■ Task item
Using the entries that follow, report the number of lines that include the string "this", without any other text.

● ● ●

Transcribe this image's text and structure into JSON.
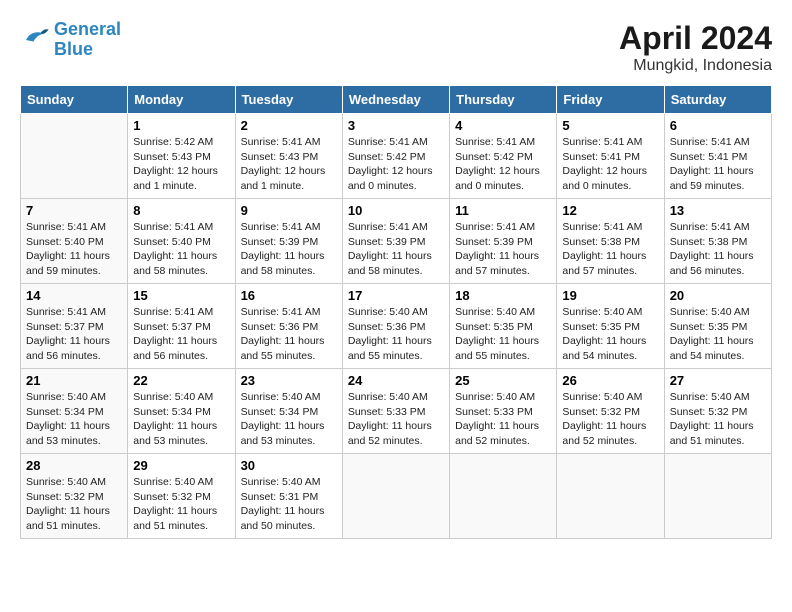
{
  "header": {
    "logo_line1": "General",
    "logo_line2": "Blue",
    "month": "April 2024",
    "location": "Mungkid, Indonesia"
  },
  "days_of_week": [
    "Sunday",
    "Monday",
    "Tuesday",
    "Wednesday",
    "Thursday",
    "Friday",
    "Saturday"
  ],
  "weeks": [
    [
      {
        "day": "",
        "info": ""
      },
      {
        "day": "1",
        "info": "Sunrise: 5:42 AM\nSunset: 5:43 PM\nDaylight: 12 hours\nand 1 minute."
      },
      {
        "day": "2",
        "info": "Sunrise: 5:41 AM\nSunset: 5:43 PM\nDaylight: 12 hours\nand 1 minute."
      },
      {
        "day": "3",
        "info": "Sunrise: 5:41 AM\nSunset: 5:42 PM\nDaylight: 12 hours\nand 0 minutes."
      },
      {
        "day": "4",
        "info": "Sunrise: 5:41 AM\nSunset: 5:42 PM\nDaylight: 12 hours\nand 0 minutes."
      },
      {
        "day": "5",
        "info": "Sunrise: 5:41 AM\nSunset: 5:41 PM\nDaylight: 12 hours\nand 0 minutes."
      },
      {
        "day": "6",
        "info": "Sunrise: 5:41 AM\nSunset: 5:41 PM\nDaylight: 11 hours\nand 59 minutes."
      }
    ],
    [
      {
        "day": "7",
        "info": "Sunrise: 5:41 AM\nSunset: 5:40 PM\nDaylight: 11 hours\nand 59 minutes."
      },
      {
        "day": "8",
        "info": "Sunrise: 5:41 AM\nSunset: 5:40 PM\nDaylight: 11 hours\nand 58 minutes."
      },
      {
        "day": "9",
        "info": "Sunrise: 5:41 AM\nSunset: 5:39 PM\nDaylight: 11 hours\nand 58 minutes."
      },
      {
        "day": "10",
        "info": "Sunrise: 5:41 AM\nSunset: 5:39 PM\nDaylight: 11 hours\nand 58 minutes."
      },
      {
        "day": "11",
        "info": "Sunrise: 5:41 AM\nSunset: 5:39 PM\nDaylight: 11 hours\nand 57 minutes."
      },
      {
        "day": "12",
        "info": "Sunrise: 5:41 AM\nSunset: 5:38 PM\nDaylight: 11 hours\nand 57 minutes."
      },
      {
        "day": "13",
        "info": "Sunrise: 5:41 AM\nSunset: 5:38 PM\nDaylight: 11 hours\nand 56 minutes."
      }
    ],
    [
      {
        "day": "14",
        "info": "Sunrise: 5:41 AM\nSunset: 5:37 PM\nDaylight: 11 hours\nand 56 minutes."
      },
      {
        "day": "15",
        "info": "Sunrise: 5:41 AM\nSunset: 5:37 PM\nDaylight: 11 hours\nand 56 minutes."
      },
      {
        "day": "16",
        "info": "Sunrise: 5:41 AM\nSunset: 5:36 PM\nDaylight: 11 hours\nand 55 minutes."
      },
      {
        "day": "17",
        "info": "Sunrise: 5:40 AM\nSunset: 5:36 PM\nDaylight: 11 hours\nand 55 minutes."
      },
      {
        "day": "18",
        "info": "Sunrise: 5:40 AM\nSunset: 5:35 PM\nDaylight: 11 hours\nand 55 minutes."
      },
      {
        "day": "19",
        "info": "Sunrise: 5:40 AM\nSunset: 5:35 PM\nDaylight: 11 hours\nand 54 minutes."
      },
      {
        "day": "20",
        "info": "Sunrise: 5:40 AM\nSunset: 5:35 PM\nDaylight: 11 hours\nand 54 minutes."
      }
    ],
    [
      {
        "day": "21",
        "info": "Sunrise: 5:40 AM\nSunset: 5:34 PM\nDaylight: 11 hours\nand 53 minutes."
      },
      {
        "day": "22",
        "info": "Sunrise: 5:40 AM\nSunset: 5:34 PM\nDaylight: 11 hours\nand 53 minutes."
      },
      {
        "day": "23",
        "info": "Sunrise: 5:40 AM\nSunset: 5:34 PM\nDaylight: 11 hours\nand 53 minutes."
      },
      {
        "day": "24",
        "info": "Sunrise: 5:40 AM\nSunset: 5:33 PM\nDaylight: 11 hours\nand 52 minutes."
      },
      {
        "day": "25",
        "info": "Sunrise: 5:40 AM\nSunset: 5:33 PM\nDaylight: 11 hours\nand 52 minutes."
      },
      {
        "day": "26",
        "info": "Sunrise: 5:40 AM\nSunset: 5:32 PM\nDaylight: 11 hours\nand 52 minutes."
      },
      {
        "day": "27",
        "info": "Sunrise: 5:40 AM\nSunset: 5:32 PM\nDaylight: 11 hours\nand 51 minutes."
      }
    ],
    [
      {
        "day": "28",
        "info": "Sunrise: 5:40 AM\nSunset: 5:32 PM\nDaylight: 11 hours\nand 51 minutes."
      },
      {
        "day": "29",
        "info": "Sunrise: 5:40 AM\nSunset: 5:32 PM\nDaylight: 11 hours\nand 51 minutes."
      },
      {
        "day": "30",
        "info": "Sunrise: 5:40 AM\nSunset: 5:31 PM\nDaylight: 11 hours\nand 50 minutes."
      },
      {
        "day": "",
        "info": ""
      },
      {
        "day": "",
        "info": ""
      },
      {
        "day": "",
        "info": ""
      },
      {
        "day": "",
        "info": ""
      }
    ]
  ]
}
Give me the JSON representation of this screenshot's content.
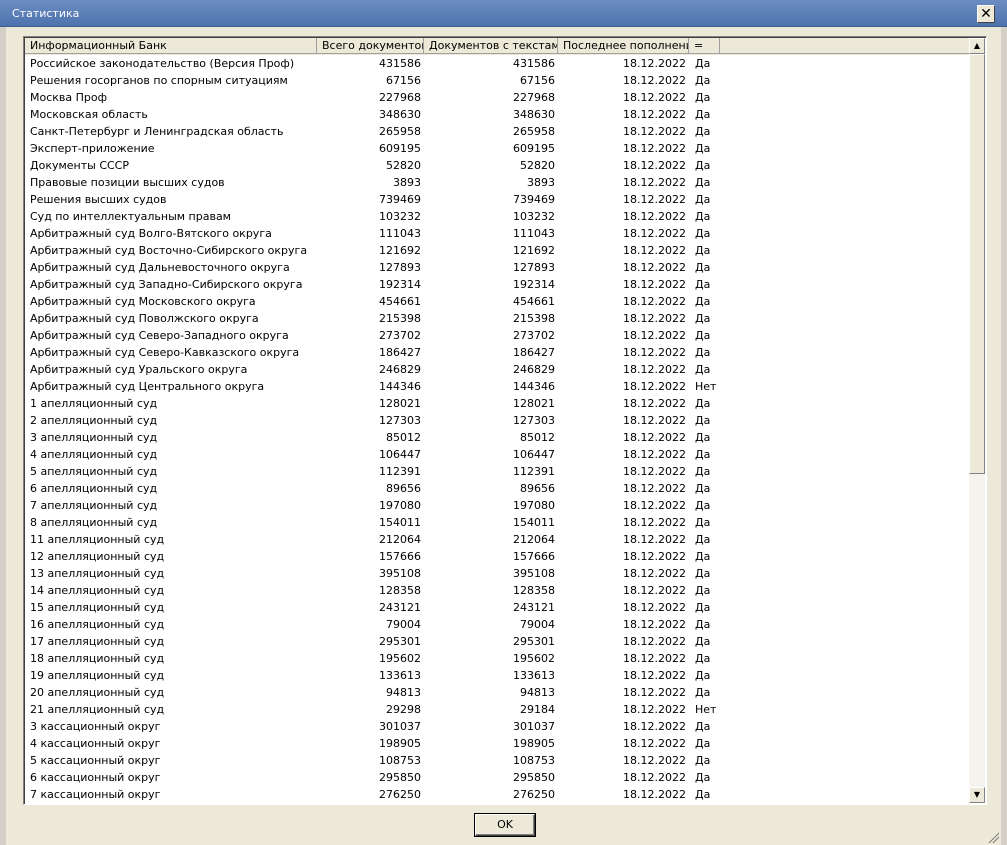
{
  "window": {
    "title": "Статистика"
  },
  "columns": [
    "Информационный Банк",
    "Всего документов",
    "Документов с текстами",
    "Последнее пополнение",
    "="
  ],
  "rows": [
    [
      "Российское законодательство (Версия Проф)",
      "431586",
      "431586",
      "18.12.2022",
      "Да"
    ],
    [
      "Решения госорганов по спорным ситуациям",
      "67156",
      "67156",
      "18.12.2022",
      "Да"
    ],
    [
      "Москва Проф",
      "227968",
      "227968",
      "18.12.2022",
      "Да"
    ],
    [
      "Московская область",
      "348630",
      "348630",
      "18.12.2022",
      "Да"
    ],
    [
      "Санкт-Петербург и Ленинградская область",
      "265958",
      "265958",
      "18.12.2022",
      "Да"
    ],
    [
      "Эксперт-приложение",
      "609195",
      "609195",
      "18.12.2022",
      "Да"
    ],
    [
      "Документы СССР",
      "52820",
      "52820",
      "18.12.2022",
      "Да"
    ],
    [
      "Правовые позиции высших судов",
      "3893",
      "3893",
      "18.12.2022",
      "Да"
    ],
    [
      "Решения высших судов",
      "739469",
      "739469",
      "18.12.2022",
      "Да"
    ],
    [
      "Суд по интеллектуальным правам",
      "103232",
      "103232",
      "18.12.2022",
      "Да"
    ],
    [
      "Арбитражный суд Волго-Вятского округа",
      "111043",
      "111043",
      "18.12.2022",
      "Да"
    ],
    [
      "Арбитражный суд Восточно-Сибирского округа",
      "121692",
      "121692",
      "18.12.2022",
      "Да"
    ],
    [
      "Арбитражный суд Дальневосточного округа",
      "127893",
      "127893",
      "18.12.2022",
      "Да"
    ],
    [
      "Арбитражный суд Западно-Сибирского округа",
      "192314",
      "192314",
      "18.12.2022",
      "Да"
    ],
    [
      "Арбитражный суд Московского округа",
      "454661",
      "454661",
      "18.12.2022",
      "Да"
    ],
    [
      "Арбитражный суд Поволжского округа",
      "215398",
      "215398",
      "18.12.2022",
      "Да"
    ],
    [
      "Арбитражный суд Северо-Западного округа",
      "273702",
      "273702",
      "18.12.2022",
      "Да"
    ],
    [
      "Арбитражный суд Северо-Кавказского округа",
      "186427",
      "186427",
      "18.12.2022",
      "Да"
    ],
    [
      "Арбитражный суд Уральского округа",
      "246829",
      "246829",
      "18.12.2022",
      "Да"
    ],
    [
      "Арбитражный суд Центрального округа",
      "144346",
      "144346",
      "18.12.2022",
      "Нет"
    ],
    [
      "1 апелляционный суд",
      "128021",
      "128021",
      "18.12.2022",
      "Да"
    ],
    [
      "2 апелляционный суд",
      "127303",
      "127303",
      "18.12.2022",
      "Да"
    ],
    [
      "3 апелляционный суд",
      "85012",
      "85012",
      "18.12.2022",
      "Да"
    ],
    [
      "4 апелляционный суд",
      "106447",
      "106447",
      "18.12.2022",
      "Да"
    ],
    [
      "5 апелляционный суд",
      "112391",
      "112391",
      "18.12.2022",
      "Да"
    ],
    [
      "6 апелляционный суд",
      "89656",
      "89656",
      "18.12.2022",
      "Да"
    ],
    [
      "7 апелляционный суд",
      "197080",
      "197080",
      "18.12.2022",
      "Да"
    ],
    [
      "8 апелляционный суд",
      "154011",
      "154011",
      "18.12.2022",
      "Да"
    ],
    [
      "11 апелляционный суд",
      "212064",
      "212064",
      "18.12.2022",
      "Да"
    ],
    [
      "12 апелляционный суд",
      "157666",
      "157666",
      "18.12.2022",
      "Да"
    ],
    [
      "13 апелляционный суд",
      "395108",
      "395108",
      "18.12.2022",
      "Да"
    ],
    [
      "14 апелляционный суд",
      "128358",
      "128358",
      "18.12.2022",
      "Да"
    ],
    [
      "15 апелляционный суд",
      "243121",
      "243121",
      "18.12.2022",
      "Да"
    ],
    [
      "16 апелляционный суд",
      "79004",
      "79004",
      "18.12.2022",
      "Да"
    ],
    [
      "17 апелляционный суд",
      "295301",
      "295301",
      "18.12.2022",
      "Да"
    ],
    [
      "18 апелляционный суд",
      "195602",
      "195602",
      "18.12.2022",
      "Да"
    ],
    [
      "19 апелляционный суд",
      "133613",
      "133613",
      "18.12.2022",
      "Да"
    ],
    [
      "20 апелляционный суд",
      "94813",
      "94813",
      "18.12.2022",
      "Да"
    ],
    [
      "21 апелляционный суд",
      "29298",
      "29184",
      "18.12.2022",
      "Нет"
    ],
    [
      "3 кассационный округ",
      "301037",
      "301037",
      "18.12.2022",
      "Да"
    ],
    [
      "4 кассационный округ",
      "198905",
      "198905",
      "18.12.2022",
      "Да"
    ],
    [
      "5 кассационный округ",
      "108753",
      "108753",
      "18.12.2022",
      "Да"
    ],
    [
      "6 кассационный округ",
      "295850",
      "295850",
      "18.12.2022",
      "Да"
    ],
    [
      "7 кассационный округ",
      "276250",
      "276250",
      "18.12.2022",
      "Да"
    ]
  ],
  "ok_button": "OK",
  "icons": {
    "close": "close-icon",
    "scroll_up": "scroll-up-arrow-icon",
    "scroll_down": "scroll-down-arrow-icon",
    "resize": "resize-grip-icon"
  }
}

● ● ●

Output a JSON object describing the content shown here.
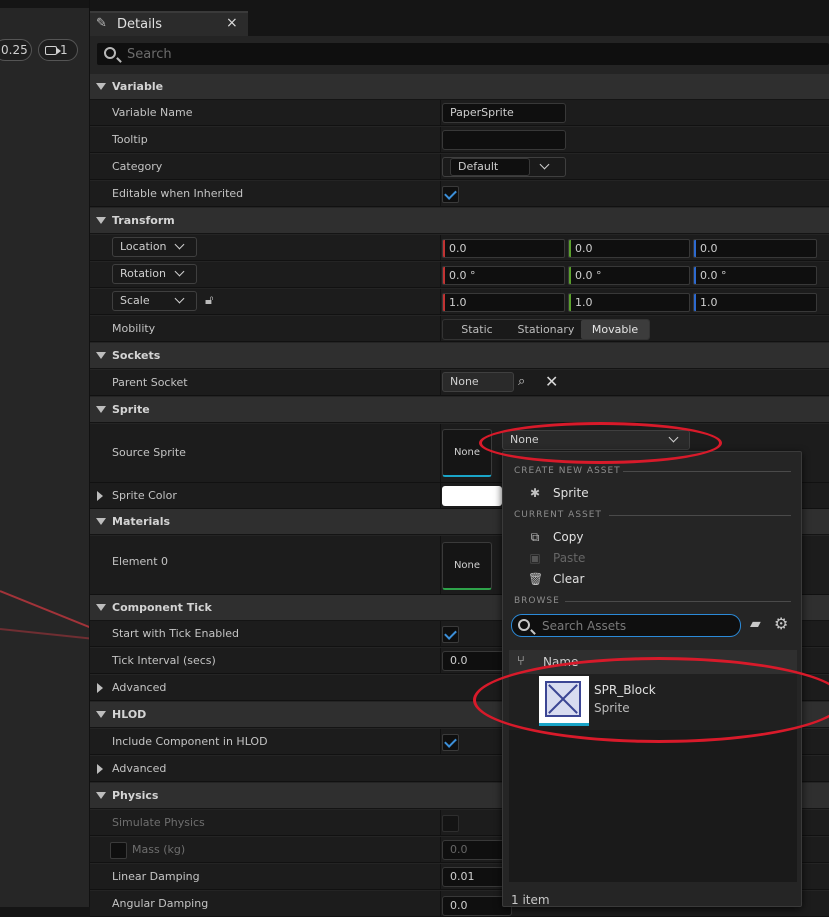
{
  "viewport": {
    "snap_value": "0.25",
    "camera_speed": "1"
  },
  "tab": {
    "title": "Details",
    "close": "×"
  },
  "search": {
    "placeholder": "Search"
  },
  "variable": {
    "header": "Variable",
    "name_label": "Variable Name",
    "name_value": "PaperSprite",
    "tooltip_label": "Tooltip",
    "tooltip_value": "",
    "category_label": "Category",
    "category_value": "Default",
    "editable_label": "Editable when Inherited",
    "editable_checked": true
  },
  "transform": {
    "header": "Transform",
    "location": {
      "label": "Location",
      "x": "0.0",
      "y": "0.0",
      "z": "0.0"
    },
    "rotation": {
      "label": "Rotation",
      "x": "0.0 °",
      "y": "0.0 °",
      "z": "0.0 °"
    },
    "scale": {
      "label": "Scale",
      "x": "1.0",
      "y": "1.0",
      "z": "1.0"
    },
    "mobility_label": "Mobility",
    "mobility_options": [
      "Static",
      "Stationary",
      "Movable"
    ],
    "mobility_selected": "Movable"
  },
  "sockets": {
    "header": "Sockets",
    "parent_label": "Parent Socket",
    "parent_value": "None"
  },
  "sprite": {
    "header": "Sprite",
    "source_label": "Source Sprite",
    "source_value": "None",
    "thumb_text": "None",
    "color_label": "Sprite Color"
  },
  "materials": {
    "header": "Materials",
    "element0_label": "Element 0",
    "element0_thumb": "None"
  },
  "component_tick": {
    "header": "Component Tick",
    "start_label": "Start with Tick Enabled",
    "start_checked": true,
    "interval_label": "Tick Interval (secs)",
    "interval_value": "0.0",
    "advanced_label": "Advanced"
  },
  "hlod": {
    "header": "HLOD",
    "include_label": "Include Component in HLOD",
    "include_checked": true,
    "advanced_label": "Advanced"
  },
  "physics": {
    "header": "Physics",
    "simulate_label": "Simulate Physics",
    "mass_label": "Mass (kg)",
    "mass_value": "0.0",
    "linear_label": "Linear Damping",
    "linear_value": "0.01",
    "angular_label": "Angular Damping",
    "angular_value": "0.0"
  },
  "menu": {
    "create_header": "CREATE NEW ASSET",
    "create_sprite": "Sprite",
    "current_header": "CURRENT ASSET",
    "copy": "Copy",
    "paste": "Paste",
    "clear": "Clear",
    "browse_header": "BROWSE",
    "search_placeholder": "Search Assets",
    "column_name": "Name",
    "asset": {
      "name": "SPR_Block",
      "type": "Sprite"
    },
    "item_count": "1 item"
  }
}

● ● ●

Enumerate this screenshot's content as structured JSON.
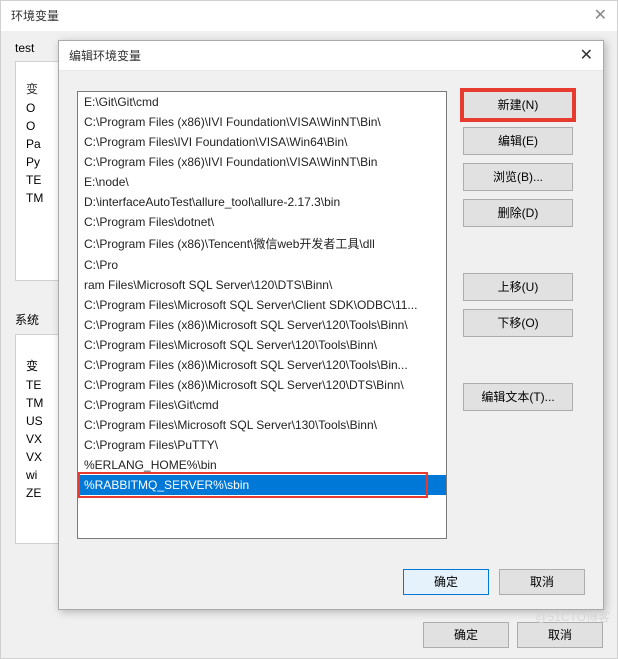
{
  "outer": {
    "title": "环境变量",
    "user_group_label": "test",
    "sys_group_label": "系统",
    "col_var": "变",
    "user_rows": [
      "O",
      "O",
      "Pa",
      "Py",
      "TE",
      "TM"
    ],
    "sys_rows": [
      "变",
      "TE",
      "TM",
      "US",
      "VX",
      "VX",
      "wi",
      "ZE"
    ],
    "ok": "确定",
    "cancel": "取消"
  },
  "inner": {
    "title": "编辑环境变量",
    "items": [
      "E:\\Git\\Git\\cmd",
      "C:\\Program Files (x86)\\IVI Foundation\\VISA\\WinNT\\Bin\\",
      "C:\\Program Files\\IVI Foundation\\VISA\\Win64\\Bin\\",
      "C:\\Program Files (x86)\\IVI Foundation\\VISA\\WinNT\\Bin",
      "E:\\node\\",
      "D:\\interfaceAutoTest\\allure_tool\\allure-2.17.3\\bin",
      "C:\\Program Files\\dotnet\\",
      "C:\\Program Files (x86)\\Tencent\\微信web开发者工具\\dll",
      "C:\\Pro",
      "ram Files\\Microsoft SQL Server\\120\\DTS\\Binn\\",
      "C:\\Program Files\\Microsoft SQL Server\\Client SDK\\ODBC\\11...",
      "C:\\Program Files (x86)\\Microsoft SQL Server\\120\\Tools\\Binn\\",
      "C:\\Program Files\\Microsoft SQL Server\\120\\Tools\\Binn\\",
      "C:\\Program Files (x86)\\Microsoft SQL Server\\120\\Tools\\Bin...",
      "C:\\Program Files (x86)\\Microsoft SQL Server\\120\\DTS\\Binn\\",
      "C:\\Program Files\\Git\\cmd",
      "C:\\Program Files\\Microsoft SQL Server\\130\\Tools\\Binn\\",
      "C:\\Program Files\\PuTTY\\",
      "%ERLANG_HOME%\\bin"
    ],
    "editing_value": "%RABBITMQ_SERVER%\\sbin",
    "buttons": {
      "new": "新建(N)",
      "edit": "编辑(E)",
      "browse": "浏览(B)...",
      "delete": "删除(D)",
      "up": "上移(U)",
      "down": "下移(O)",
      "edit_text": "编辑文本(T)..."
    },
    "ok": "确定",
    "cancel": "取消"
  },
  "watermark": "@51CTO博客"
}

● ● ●

■ Final answer
3